[Start of section]

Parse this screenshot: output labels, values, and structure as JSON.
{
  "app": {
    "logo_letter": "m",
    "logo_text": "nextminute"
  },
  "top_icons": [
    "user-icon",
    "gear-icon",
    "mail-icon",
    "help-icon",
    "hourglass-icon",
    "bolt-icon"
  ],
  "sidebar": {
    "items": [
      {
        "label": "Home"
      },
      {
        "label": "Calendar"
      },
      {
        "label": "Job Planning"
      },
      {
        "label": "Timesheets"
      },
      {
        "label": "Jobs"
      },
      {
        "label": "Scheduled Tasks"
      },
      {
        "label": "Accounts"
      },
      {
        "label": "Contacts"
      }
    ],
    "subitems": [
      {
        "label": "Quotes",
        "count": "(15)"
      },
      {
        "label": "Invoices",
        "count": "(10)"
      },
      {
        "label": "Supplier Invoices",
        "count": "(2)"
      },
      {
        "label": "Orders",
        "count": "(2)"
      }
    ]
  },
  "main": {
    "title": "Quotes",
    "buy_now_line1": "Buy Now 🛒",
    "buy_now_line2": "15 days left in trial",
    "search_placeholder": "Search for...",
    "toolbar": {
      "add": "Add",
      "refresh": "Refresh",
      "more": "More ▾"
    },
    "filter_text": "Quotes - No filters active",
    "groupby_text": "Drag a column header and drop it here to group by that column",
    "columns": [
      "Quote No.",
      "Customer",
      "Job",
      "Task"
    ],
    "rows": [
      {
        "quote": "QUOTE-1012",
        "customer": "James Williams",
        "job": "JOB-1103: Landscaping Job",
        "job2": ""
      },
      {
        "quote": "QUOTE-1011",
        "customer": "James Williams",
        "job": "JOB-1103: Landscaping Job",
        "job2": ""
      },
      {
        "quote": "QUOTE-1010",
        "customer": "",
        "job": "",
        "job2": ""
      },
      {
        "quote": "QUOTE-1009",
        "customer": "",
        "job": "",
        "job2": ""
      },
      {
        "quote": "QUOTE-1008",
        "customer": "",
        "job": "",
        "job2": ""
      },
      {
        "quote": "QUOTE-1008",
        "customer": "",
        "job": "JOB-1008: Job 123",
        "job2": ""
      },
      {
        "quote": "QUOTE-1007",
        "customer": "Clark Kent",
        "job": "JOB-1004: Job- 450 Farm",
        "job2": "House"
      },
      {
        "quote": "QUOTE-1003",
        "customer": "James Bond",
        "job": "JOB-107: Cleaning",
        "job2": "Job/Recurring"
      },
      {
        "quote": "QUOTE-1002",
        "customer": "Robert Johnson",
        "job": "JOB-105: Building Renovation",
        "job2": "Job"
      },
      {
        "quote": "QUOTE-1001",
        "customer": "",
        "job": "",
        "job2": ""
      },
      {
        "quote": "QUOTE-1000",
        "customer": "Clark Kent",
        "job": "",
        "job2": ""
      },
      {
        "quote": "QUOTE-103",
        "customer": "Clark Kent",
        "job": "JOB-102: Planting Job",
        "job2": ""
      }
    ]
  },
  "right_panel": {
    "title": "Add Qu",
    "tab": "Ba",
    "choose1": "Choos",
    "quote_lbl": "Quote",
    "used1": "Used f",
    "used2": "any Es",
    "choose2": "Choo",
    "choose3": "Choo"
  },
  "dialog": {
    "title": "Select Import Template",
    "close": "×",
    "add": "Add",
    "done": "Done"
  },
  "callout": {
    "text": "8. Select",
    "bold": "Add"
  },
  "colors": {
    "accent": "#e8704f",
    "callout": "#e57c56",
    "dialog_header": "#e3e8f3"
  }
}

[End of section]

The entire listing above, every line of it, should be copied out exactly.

Parse this screenshot: output labels, values, and structure as JSON.
{
  "app": {
    "logo_letter": "m",
    "logo_text": "nextminute"
  },
  "top_icons": [
    "user-icon",
    "gear-icon",
    "mail-icon",
    "help-icon",
    "hourglass-icon",
    "bolt-icon"
  ],
  "sidebar": {
    "items": [
      {
        "label": "Home"
      },
      {
        "label": "Calendar"
      },
      {
        "label": "Job Planning"
      },
      {
        "label": "Timesheets"
      },
      {
        "label": "Jobs"
      },
      {
        "label": "Scheduled Tasks"
      },
      {
        "label": "Accounts"
      },
      {
        "label": "Contacts"
      }
    ],
    "subitems": [
      {
        "label": "Quotes",
        "count": "(15)"
      },
      {
        "label": "Invoices",
        "count": "(10)"
      },
      {
        "label": "Supplier Invoices",
        "count": "(2)"
      },
      {
        "label": "Orders",
        "count": "(2)"
      }
    ]
  },
  "main": {
    "title": "Quotes",
    "buy_now_line1": "Buy Now 🛒",
    "buy_now_line2": "15 days left in trial",
    "search_placeholder": "Search for...",
    "toolbar": {
      "add": "Add",
      "refresh": "Refresh",
      "more": "More ▾"
    },
    "filter_text": "Quotes - No filters active",
    "groupby_text": "Drag a column header and drop it here to group by that column",
    "columns": [
      "Quote No.",
      "Customer",
      "Job",
      "Task"
    ],
    "rows": [
      {
        "quote": "QUOTE-1012",
        "customer": "James Williams",
        "job": "JOB-1103: Landscaping Job",
        "job2": ""
      },
      {
        "quote": "QUOTE-1011",
        "customer": "James Williams",
        "job": "JOB-1103: Landscaping Job",
        "job2": ""
      },
      {
        "quote": "QUOTE-1010",
        "customer": "",
        "job": "",
        "job2": ""
      },
      {
        "quote": "QUOTE-1009",
        "customer": "",
        "job": "",
        "job2": ""
      },
      {
        "quote": "QUOTE-1008",
        "customer": "",
        "job": "",
        "job2": ""
      },
      {
        "quote": "QUOTE-1008",
        "customer": "",
        "job": "JOB-1008: Job 123",
        "job2": ""
      },
      {
        "quote": "QUOTE-1007",
        "customer": "Clark Kent",
        "job": "JOB-1004: Job- 450 Farm",
        "job2": "House"
      },
      {
        "quote": "QUOTE-1003",
        "customer": "James Bond",
        "job": "JOB-107: Cleaning",
        "job2": "Job/Recurring"
      },
      {
        "quote": "QUOTE-1002",
        "customer": "Robert Johnson",
        "job": "JOB-105: Building Renovation",
        "job2": "Job"
      },
      {
        "quote": "QUOTE-1001",
        "customer": "",
        "job": "",
        "job2": ""
      },
      {
        "quote": "QUOTE-1000",
        "customer": "Clark Kent",
        "job": "",
        "job2": ""
      },
      {
        "quote": "QUOTE-103",
        "customer": "Clark Kent",
        "job": "JOB-102: Planting Job",
        "job2": ""
      }
    ]
  },
  "right_panel": {
    "title": "Add Qu",
    "tab": "Ba",
    "choose1": "Choos",
    "quote_lbl": "Quote",
    "used1": "Used f",
    "used2": "any Es",
    "choose2": "Choo",
    "choose3": "Choo"
  },
  "dialog": {
    "title": "Select Import Template",
    "close": "×",
    "add": "Add",
    "done": "Done"
  },
  "callout": {
    "text": "8. Select",
    "bold": "Add"
  },
  "colors": {
    "accent": "#e8704f",
    "callout": "#e57c56",
    "dialog_header": "#e3e8f3"
  }
}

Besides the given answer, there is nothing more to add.